During the late hours of Friday, January 27 many residents of the Russian city of Rostov-on-Don were spooked and bewildered by an unusual phenomenon as dozens of vertical light pillars were seen across the night sky over the metropolis.
However, Oleg Stepanyan, Deputy Science Chairman of the Russian Academy of Sciences’ Southern Scientific Center, told RIA Novosti that this phenomenon is in fact not that uncommon and has a rational scientific explanation.
"The appearance of such ‘pillars’ may be caused by two reasons. One of them is an optical illusion, whereby certain kinds of light are perceived by us as pillars due to atmospheric phenomena. The other reason is the combination of city lights and the so called ‘frost dust’ in the air, which I believe is what happened in Rostov, with the clouds providing a reflective effect," Stepanyan said.
The scientist pointed out that the "light pillars" were not some kind of natural phenomenon, but rather an optical illusion triggered by a sudden cold spell.
"There was a warm spell on Friday afternoon, but during night the temperature dropped to —14 degrees Celsius. As the air was humid, the water vapors started to condense and crystallize – there were basically small ice crystals, icy snowflakes forming in the air; this phenomenon is sometimes referred to as the ‘frost dust’ or ‘haze.’ When these ice crystals float in the air they reflect all light directed at them. For example, a car with its lights turned on drives uphill, and a man who stands on the other side of that hill would see a pillar of light shooting upwards. And there are plenty of places in downtown Rostov where a car can drive uphill," Stepanyan said, pointing out that even a single light source can produce several ‘light pillars.’

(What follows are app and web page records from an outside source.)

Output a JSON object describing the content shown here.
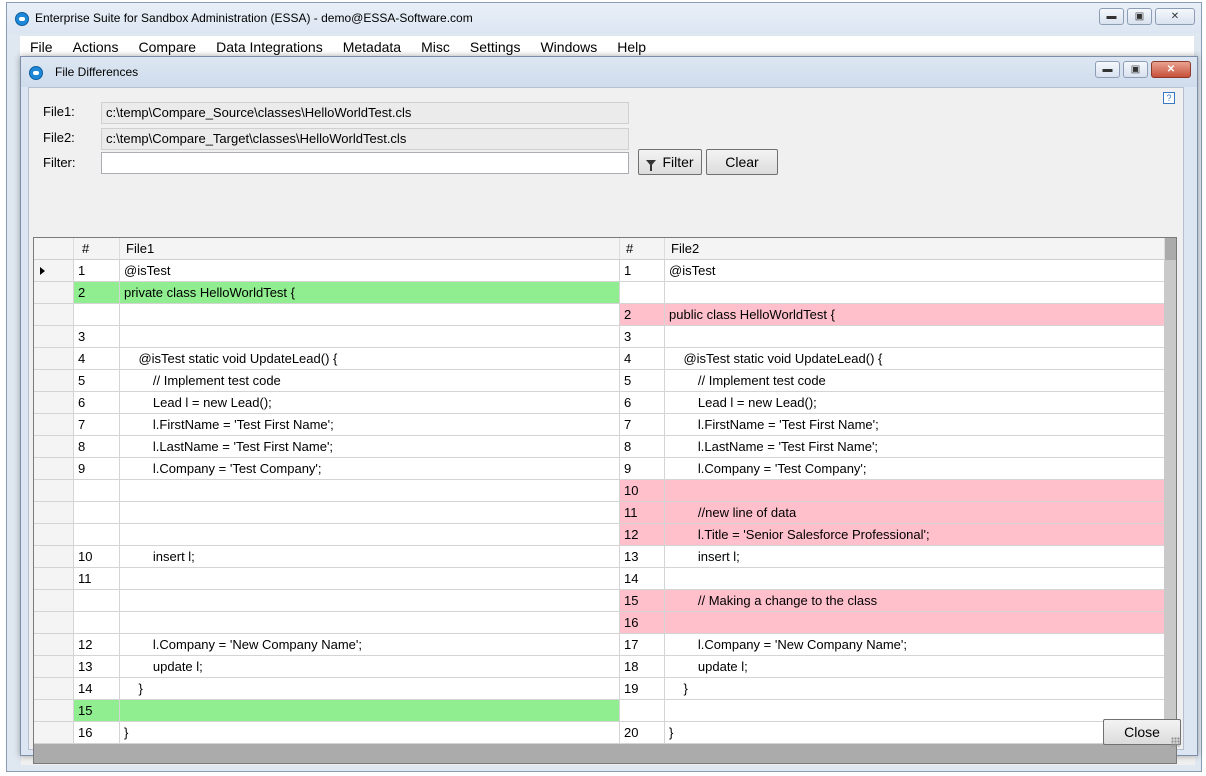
{
  "main_window": {
    "title": "Enterprise Suite for Sandbox Administration (ESSA) - demo@ESSA-Software.com",
    "menu": [
      "File",
      "Actions",
      "Compare",
      "Data Integrations",
      "Metadata",
      "Misc",
      "Settings",
      "Windows",
      "Help"
    ]
  },
  "dialog": {
    "title": "File Differences",
    "help_icon_label": "?",
    "file1_label": "File1:",
    "file1_value": "c:\\temp\\Compare_Source\\classes\\HelloWorldTest.cls",
    "file2_label": "File2:",
    "file2_value": "c:\\temp\\Compare_Target\\classes\\HelloWorldTest.cls",
    "filter_label": "Filter:",
    "filter_value": "",
    "filter_button": "Filter",
    "clear_button": "Clear",
    "close_button": "Close"
  },
  "grid": {
    "headers": {
      "num1": "#",
      "file1": "File1",
      "num2": "#",
      "file2": "File2"
    },
    "rows": [
      {
        "n1": "1",
        "t1": "@isTest",
        "n2": "1",
        "t2": "@isTest",
        "s1": "",
        "s2": "",
        "current": true
      },
      {
        "n1": "2",
        "t1": "private class HelloWorldTest {",
        "n2": "",
        "t2": "",
        "s1": "green",
        "s2": ""
      },
      {
        "n1": "",
        "t1": "",
        "n2": "2",
        "t2": "public class HelloWorldTest {",
        "s1": "",
        "s2": "pink"
      },
      {
        "n1": "3",
        "t1": "",
        "n2": "3",
        "t2": "",
        "s1": "",
        "s2": ""
      },
      {
        "n1": "4",
        "t1": "    @isTest static void UpdateLead() {",
        "n2": "4",
        "t2": "    @isTest static void UpdateLead() {",
        "s1": "",
        "s2": ""
      },
      {
        "n1": "5",
        "t1": "        // Implement test code",
        "n2": "5",
        "t2": "        // Implement test code",
        "s1": "",
        "s2": ""
      },
      {
        "n1": "6",
        "t1": "        Lead l = new Lead();",
        "n2": "6",
        "t2": "        Lead l = new Lead();",
        "s1": "",
        "s2": ""
      },
      {
        "n1": "7",
        "t1": "        l.FirstName = 'Test First Name';",
        "n2": "7",
        "t2": "        l.FirstName = 'Test First Name';",
        "s1": "",
        "s2": ""
      },
      {
        "n1": "8",
        "t1": "        l.LastName = 'Test First Name';",
        "n2": "8",
        "t2": "        l.LastName = 'Test First Name';",
        "s1": "",
        "s2": ""
      },
      {
        "n1": "9",
        "t1": "        l.Company = 'Test Company';",
        "n2": "9",
        "t2": "        l.Company = 'Test Company';",
        "s1": "",
        "s2": ""
      },
      {
        "n1": "",
        "t1": "",
        "n2": "10",
        "t2": "",
        "s1": "",
        "s2": "pink"
      },
      {
        "n1": "",
        "t1": "",
        "n2": "11",
        "t2": "        //new line of data",
        "s1": "",
        "s2": "pink"
      },
      {
        "n1": "",
        "t1": "",
        "n2": "12",
        "t2": "        l.Title = 'Senior Salesforce Professional';",
        "s1": "",
        "s2": "pink"
      },
      {
        "n1": "10",
        "t1": "        insert l;",
        "n2": "13",
        "t2": "        insert l;",
        "s1": "",
        "s2": ""
      },
      {
        "n1": "11",
        "t1": "",
        "n2": "14",
        "t2": "",
        "s1": "",
        "s2": ""
      },
      {
        "n1": "",
        "t1": "",
        "n2": "15",
        "t2": "        // Making a change to the class",
        "s1": "",
        "s2": "pink"
      },
      {
        "n1": "",
        "t1": "",
        "n2": "16",
        "t2": "",
        "s1": "",
        "s2": "pink"
      },
      {
        "n1": "12",
        "t1": "        l.Company = 'New Company Name';",
        "n2": "17",
        "t2": "        l.Company = 'New Company Name';",
        "s1": "",
        "s2": ""
      },
      {
        "n1": "13",
        "t1": "        update l;",
        "n2": "18",
        "t2": "        update l;",
        "s1": "",
        "s2": ""
      },
      {
        "n1": "14",
        "t1": "    }",
        "n2": "19",
        "t2": "    }",
        "s1": "",
        "s2": ""
      },
      {
        "n1": "15",
        "t1": "",
        "n2": "",
        "t2": "",
        "s1": "green",
        "s2": ""
      },
      {
        "n1": "16",
        "t1": "}",
        "n2": "20",
        "t2": "}",
        "s1": "",
        "s2": ""
      }
    ]
  },
  "colors": {
    "added_left": "#90ee90",
    "changed_right": "#ffc0cb"
  }
}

It should be noted that similar phenomena were also observed earlier this month in other Russian cities such as Murmansk…
Редкое атмосферное явление — световые столбы, Саратов, Россия pic.twitter.com/V93v2vxXn5— Иван Морозов (@best_roof) 22 января 2017 г.